This weekend, Austin-based but Dallas-raised White Denim headlined the inaugural Gorilla vs. Bear Festival at the Granada Theater in Dallas. In an ad for the festival, the verbiage refers to the band as “Austin’s Best Kept Secret.” This is, of course, the same White Denim who will spend most of August playing venues such as the Reading and Leeds festivals (approximate daily attendance: 80,000) and similar festivals such as Way Out West in Sweden and Pukkelpop in Belgium, along with headlining gigs at the likes of London’s Electric Ballroom and Paris’ Nouveau Casino.
What the well-intentioned ad implied wasn’t so much inaccurate as geographically misplaced: Like Austin acts before them from Dale Watson to Explosions In The Sky, White Denim’s music is rather out of lockstep with trends, and it found large-scale UK and Continental European audiences long before gaining momentum on the group’s home turf.
But after years of self-releasing records and touring without label support, the band’s US fortunes seem to be changing. The May release of fourth album D on Downtown Records (also home to M.I.A., Gnarls Barkley and Justice) has catapulted White Denim into a new realm, one where Rolling Stone reviews their records and their striking [and wildly creative] videos are finding a wider audience.

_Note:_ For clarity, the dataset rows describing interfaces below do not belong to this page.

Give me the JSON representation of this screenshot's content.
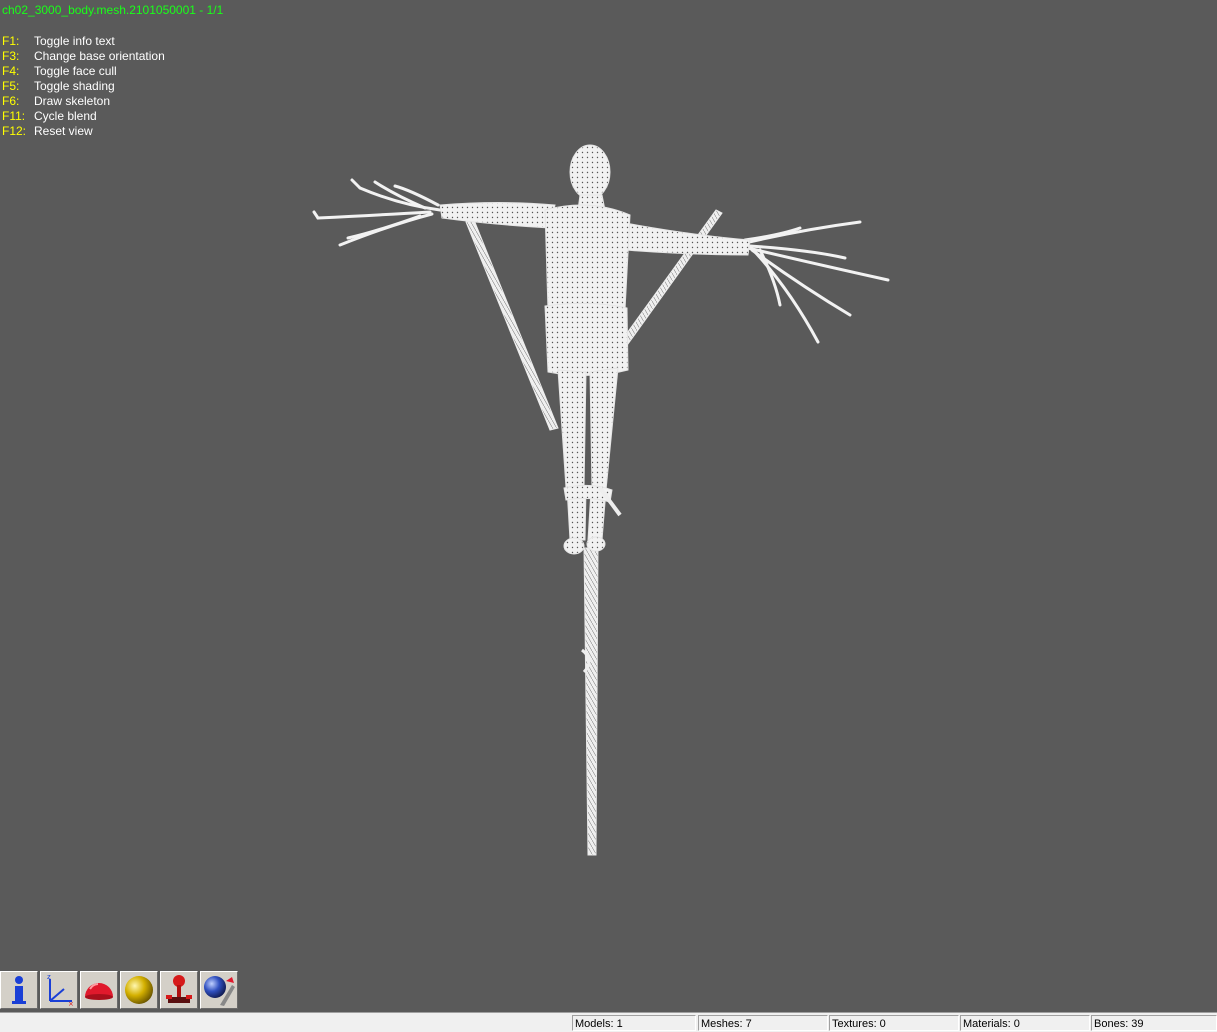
{
  "viewer": {
    "title": "ch02_3000_body.mesh.2101050001 - 1/1",
    "help": [
      {
        "key": "F1:",
        "desc": "Toggle info text"
      },
      {
        "key": "F3:",
        "desc": "Change base orientation"
      },
      {
        "key": "F4:",
        "desc": "Toggle face cull"
      },
      {
        "key": "F5:",
        "desc": "Toggle shading"
      },
      {
        "key": "F6:",
        "desc": "Draw skeleton"
      },
      {
        "key": "F11:",
        "desc": "Cycle blend"
      },
      {
        "key": "F12:",
        "desc": "Reset view"
      }
    ]
  },
  "toolbar": {
    "buttons": [
      {
        "name": "info-icon"
      },
      {
        "name": "axes-icon",
        "axis_label": "z"
      },
      {
        "name": "hemisphere-icon"
      },
      {
        "name": "sphere-icon"
      },
      {
        "name": "joystick-icon"
      },
      {
        "name": "globe-wand-icon"
      }
    ]
  },
  "status": {
    "models": "Models: 1",
    "meshes": "Meshes: 7",
    "textures": "Textures: 0",
    "materials": "Materials: 0",
    "bones": "Bones: 39"
  },
  "colors": {
    "background": "#5a5a5a",
    "title": "#19ff19",
    "help_key": "#ffff00",
    "help_text": "#ffffff",
    "mesh": "#f2f2f2"
  }
}
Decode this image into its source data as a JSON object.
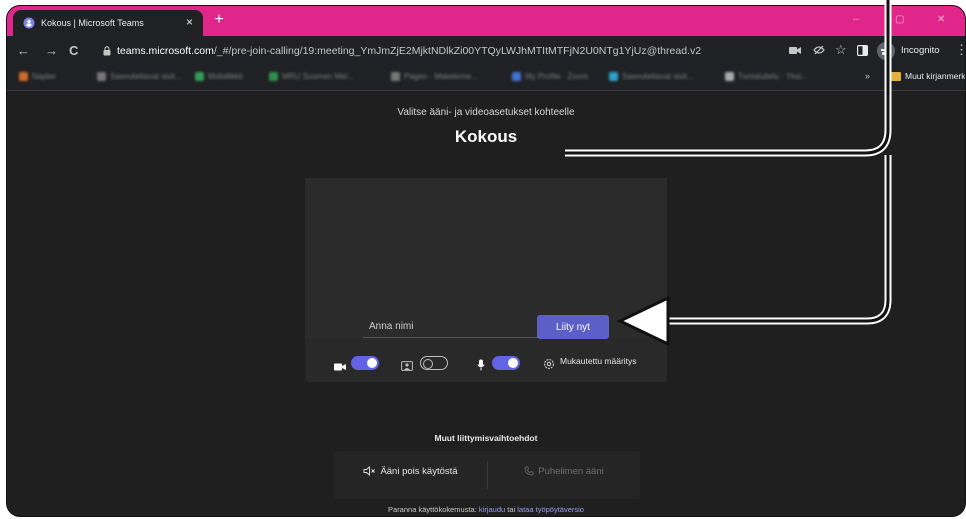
{
  "tab": {
    "title": "Kokous | Microsoft Teams",
    "close": "×",
    "new_tab": "+"
  },
  "window_buttons": {
    "minimize": "–",
    "maximize": "▢",
    "close": "✕"
  },
  "toolbar": {
    "back": "←",
    "forward": "→",
    "reload": "C",
    "url_host": "teams.microsoft.com",
    "url_path": "/_#/pre-join-calling/19:meeting_YmJmZjE2MjktNDlkZi00YTQyLWJhMTItMTFjN2U0NTg1YjUz@thread.v2",
    "incognito_label": "Incognito",
    "menu": "⋮"
  },
  "bookmarks": {
    "items": [
      {
        "label": "Napter",
        "color": "#d36b2a"
      },
      {
        "label": "Saavutettavat sivit...",
        "color": "#777777"
      },
      {
        "label": "Mobiilikkit",
        "color": "#2f9e57"
      },
      {
        "label": "MRU Suomen Mel...",
        "color": "#2f8f4a"
      },
      {
        "label": "Pagen · Makeleme...",
        "color": "#777777"
      },
      {
        "label": "My Profile · Zoom",
        "color": "#3f74d8"
      },
      {
        "label": "Saavutettavat sivit...",
        "color": "#2aa1c9"
      },
      {
        "label": "Tuntaluitelu · Yksi...",
        "color": "#aaaaaa"
      }
    ],
    "more": "»",
    "other_label": "Muut kirjanmerki"
  },
  "page": {
    "subtitle": "Valitse ääni- ja videoasetukset kohteelle",
    "meeting_title": "Kokous",
    "name_placeholder": "Anna nimi",
    "join_label": "Liity nyt",
    "device_settings_label": "Mukautettu määritys",
    "controls": {
      "camera_on": true,
      "blur_on": false,
      "mic_on": true
    },
    "other_options_title": "Muut liittymisvaihtoehdot",
    "audio_off_label": "Ääni pois käytöstä",
    "phone_audio_label": "Puhelimen ääni",
    "footer_prefix": "Paranna käyttökokemusta: ",
    "footer_link1": "kirjaudu",
    "footer_middle": " tai ",
    "footer_link2": "lataa työpöytäversio"
  },
  "colors": {
    "tab_strip": "#e0268a",
    "accent": "#5b5fc7",
    "toggle_on": "#6264e5",
    "background": "#1f1f1f"
  }
}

It’s worth noting that the positive press on D may be more visible due to major label PR, but that’s not the primary cause for the accolades. The new LP is the most polished and immediately accessible of the group’s releases, due in large part to a bigger studio budget and a focus on precision throughout that dragged the recording on for eight months and actually wore through the band’s patience in 2010 (to ease their frustration, they actually cut a different record, last day of summer, for a simple musical and mental release.)
London’s music writer love isn’t shocking; [White Denim] frontman James Petralli has opined in interviews that playing London can feel more like a hometown gig than Austin.

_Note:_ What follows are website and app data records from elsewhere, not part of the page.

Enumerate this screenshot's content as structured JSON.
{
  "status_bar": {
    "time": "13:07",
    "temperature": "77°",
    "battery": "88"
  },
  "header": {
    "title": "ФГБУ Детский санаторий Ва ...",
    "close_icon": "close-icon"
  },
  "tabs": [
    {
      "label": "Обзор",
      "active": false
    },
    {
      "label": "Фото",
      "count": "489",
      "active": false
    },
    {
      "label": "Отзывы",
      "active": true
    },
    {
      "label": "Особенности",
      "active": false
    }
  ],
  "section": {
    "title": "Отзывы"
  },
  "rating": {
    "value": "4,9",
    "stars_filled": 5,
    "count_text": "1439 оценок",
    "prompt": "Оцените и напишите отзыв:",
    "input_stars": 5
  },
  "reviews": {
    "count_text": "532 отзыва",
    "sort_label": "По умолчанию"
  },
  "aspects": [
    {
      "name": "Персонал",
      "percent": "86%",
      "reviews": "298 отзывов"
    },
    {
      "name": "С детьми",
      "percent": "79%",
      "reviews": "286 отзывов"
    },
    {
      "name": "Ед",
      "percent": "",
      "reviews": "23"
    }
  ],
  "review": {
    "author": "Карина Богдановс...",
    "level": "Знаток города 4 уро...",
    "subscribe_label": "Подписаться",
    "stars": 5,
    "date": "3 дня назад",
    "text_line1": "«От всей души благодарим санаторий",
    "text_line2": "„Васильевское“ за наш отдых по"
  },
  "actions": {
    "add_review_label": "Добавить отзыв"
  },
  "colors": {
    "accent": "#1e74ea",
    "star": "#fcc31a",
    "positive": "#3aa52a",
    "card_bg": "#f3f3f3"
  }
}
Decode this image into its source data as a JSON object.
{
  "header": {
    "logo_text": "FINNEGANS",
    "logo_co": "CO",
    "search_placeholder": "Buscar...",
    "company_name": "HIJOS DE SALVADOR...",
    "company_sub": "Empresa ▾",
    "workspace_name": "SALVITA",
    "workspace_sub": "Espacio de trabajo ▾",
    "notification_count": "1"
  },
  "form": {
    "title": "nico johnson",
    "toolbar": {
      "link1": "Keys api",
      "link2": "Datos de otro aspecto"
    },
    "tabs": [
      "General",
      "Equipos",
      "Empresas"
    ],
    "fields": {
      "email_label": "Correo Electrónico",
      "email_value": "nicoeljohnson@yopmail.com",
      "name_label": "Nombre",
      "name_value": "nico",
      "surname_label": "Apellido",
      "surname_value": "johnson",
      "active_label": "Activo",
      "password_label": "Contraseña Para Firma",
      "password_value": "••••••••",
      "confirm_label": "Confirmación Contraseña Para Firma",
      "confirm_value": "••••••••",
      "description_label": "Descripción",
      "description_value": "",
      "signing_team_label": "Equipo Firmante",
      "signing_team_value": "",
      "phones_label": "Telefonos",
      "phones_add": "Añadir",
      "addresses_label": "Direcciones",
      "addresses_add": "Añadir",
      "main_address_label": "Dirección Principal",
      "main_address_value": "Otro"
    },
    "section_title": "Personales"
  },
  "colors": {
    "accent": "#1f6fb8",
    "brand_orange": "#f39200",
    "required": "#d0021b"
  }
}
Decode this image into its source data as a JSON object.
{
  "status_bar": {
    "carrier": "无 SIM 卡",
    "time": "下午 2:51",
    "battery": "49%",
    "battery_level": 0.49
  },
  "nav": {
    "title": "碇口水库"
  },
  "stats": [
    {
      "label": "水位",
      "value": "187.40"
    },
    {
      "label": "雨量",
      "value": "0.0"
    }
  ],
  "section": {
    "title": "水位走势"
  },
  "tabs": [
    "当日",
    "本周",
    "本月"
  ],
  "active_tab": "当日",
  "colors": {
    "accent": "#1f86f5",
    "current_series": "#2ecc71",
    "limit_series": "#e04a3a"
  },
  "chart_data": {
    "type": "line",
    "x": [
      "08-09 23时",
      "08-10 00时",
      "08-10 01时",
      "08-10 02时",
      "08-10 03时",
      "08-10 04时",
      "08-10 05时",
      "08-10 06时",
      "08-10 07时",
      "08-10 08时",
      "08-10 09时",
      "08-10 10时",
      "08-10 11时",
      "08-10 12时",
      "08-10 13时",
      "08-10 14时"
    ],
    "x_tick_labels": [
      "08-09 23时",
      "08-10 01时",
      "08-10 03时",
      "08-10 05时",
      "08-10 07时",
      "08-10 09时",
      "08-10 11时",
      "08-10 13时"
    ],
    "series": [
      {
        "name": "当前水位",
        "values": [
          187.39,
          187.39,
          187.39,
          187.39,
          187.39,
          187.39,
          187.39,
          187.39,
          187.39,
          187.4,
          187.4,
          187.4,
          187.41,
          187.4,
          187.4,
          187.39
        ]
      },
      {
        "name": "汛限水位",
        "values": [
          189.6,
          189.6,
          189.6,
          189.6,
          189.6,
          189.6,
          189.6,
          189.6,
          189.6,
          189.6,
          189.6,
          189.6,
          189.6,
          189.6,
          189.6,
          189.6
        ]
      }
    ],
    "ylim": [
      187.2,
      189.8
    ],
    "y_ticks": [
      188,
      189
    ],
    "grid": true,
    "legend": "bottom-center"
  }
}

The British press fawned this spring; The Independent gave D a 5-star review and marveled, “Is there nothing they can’t do?”, while Q, Mojo and The Guardian each awarded the record four stars and described the album as both “thrillingly off kilter” and “fiercely experimental, playful and talented.” London’s music writer love isn’t shocking; frontman James Petralli has opined in interviews that playing London can feel more like a hometown gig than Austin. But the tides are turning, as evidenced by Rolling Stone’s inclusion of the group not just in their reviews (which likened the group to peak-era Grateful Dead) but also on a recent “Hot List” alongside Bjork, Wilco and Nas.
In a notable plot twist, the tipping point for White Denim’s U.S. visibility may actually accidentally end up coming from their strong sense of visual collaboration rather than their musical chops. Rolling Stone’s “Hot List” mention was for the video for “Street Joy,” which drops the group into the role of high school prom band circa 1988, complete with bright and shiny tuxedos and grainy VHS-style camerawork. The video has logged nearly 30,000 views in its first month online. Austin film collective Birds On Fire produced the video.
All told, the fortunes of any band regardless of genre are quite different in 2011 than they were a decade ago: bands now make a living largely through touring and merchandise, not by selling records, and the positive word-of-mouth White Denim have earned through several years in a van seem poised to move them from ‘large cult band’ to something, well, bigger over the coming year.
In the meantime, it would be wise to take advantage of their once-a-month or so Antone’s gigs to catch them right this second – because White Denim are likely to outgrow that room far sooner than you think.